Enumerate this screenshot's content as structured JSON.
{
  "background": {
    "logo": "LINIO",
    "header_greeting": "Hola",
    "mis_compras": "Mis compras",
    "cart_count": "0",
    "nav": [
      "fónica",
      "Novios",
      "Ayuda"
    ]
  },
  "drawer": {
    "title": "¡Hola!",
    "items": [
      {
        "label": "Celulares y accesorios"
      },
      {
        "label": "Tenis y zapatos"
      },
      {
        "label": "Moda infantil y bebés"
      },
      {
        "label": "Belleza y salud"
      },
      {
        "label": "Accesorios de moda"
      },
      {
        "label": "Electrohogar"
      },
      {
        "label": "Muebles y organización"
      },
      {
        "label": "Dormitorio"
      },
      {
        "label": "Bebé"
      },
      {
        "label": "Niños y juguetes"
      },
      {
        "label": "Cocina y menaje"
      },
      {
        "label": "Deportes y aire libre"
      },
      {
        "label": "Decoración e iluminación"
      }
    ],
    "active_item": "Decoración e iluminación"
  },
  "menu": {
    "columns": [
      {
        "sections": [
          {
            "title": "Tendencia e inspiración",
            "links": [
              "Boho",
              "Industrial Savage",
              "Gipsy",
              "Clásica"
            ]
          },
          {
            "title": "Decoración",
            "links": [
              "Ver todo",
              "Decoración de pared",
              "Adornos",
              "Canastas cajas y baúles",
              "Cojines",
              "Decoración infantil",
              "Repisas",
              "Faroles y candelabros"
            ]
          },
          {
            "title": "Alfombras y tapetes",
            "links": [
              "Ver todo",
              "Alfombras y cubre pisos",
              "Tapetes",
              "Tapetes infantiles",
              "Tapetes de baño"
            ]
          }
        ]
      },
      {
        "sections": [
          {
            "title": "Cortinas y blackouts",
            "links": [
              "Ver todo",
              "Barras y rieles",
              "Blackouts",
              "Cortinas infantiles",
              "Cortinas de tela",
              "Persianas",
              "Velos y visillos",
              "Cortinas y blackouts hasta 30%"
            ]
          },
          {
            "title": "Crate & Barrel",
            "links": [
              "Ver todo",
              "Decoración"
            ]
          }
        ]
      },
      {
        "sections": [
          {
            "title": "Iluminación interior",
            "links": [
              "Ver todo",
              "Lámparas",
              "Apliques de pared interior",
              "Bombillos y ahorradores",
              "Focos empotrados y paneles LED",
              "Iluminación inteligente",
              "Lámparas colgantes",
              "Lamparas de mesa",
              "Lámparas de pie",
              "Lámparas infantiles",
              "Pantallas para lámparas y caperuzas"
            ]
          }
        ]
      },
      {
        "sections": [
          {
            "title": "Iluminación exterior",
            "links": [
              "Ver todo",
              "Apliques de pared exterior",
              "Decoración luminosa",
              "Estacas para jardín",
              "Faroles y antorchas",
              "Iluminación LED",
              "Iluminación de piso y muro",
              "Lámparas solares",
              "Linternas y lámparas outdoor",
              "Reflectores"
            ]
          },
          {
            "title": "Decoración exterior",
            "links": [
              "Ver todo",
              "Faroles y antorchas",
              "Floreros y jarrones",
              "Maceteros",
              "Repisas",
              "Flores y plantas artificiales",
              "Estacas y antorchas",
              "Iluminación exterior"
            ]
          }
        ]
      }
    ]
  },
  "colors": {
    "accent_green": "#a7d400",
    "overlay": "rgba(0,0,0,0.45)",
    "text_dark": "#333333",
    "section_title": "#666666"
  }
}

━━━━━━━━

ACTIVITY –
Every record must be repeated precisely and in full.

ANSWER TO THIS TASK –
Enumerate this screenshot's content as structured JSON.
{
  "background": {
    "logo": "LINIO",
    "header_greeting": "Hola",
    "mis_compras": "Mis compras",
    "cart_count": "0",
    "nav": [
      "fónica",
      "Novios",
      "Ayuda"
    ]
  },
  "drawer": {
    "title": "¡Hola!",
    "items": [
      {
        "label": "Celulares y accesorios"
      },
      {
        "label": "Tenis y zapatos"
      },
      {
        "label": "Moda infantil y bebés"
      },
      {
        "label": "Belleza y salud"
      },
      {
        "label": "Accesorios de moda"
      },
      {
        "label": "Electrohogar"
      },
      {
        "label": "Muebles y organización"
      },
      {
        "label": "Dormitorio"
      },
      {
        "label": "Bebé"
      },
      {
        "label": "Niños y juguetes"
      },
      {
        "label": "Cocina y menaje"
      },
      {
        "label": "Deportes y aire libre"
      },
      {
        "label": "Decoración e iluminación"
      }
    ],
    "active_item": "Decoración e iluminación"
  },
  "menu": {
    "columns": [
      {
        "sections": [
          {
            "title": "Tendencia e inspiración",
            "links": [
              "Boho",
              "Industrial Savage",
              "Gipsy",
              "Clásica"
            ]
          },
          {
            "title": "Decoración",
            "links": [
              "Ver todo",
              "Decoración de pared",
              "Adornos",
              "Canastas cajas y baúles",
              "Cojines",
              "Decoración infantil",
              "Repisas",
              "Faroles y candelabros"
            ]
          },
          {
            "title": "Alfombras y tapetes",
            "links": [
              "Ver todo",
              "Alfombras y cubre pisos",
              "Tapetes",
              "Tapetes infantiles",
              "Tapetes de baño"
            ]
          }
        ]
      },
      {
        "sections": [
          {
            "title": "Cortinas y blackouts",
            "links": [
              "Ver todo",
              "Barras y rieles",
              "Blackouts",
              "Cortinas infantiles",
              "Cortinas de tela",
              "Persianas",
              "Velos y visillos",
              "Cortinas y blackouts hasta 30%"
            ]
          },
          {
            "title": "Crate & Barrel",
            "links": [
              "Ver todo",
              "Decoración"
            ]
          }
        ]
      },
      {
        "sections": [
          {
            "title": "Iluminación interior",
            "links": [
              "Ver todo",
              "Lámparas",
              "Apliques de pared interior",
              "Bombillos y ahorradores",
              "Focos empotrados y paneles LED",
              "Iluminación inteligente",
              "Lámparas colgantes",
              "Lamparas de mesa",
              "Lámparas de pie",
              "Lámparas infantiles",
              "Pantallas para lámparas y caperuzas"
            ]
          }
        ]
      },
      {
        "sections": [
          {
            "title": "Iluminación exterior",
            "links": [
              "Ver todo",
              "Apliques de pared exterior",
              "Decoración luminosa",
              "Estacas para jardín",
              "Faroles y antorchas",
              "Iluminación LED",
              "Iluminación de piso y muro",
              "Lámparas solares",
              "Linternas y lámparas outdoor",
              "Reflectores"
            ]
          },
          {
            "title": "Decoración exterior",
            "links": [
              "Ver todo",
              "Faroles y antorchas",
              "Floreros y jarrones",
              "Maceteros",
              "Repisas",
              "Flores y plantas artificiales",
              "Estacas y antorchas",
              "Iluminación exterior"
            ]
          }
        ]
      }
    ]
  },
  "colors": {
    "accent_green": "#a7d400",
    "overlay": "rgba(0,0,0,0.45)",
    "text_dark": "#333333",
    "section_title": "#666666"
  }
}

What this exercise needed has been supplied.